Family & Friends Lending Feuds & Regrets Common

LendingTree: Lending Between Family and Friends 2019

More than 60% of Americans have borrowed money from or lent money to friends and family in the last five years, according to LendingTree’s recent survey of over 1,000 Americans.   With 35% of those who have lent money nearly a third of borrowers and lenders reported negative consequences resulting from the loan, ranging from hurt feelings (14%) and resentment (10%) to irreparable harm to the relationship (4%).

Key Findings

  • 44% have borrowed money from a family member or friend in the last 5 years. Parents (43%), siblings (19%) and friends (19%) were the most common lenders among respondents.
  • 51% have loaned money to a family member or friend in the last 5 years. Siblings (27%), friends (26%) and parents (17%) were the most common borrowers among respondents.
  • 24% of family/friend lenders regret their decision to lend money in the first place.
    • More than one third have not been repaid
  • Nearly a third of borrowers and lenders reported negative consequences resulting from the loan:
    • Hurt Feelings: 14%
    • Resentment: 10%
    • Decreased Contact: 10%
    • Verbal Arguments: 8%
    • Uncomfortable Family Gatherings: 6%
    • Irreparable Harm to Relationship: 4%
  • More than 1 in 5 borrowers (22%) have not yet paid back their family member or friend. The costs of not paying back their loan could be adding up, as 11% said they were charged interest.
  • 65% of borrowers felt guilty about asking their family member or friend for a loan. Despite the guilt, 67% said they wouldn’t hesitate about asking for another loan.
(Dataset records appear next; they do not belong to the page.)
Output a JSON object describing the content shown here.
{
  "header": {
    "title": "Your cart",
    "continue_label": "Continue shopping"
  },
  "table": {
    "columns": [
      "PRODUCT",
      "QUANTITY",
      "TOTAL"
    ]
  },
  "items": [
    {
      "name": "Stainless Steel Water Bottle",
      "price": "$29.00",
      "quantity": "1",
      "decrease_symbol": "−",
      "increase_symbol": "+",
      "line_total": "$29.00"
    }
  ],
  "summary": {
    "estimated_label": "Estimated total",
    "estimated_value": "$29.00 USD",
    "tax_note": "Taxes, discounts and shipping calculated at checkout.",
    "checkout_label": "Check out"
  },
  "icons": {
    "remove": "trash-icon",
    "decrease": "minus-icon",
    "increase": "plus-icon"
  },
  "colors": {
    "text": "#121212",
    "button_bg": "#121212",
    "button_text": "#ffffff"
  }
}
Americans are more willing to lend and borrow from family than friends

A quarter of survey respondents said they would not give their friend a loan, while only 17% said the same for family members. When it comes to borrowing, the amount someone is willing to borrow increases when borrowing from a family member. For amounts more than $20,000 they were more likely to request help from a family member than a friend.

Similarly, survey respondents were also more likely to lend larger amounts of money to family members. Respondents were twice as likely to be willing to lend an amount over $20,000 to a family member than to a friend.

It is worth nothing that millennials are the most likely generation to borrow money from and lend money to loved ones. Overall, 64% of millennials have lent money to friends/family in the past 5 years, and 59% have borrowed money from friends/family in the same time frame. Additionally, only 15% of millennials would not consider lending money to a friend, compared to 21% of Gen Xers and 38% of Baby Boomers who would not consider lending to a friend.

Why Americans are borrowing and lending money to others

Needing to borrow money from a loved one is usually not something you expect to happen. But sometimes, it may be the most practical and affordable option for borrowing money. The following are just a few reasons why Americans are lending or borrowing money:

  • Monthly Housing Costs (rent, mortgage)
    • Borrower: 22%
    • Lender: 21%
  • Auto Expenses
    • Borrower: 14%
    • Lender: 16%
  • Pay Off Debt
    • Borrower: 11%
    • Lender: 13%
  • Child-Related Expenses
    • Borrower: 11%
    • Lender: 10%
  • Medical Costs
    • Borrower 9%
    • Lender: 8%

Full survey findings and additional details can be found here: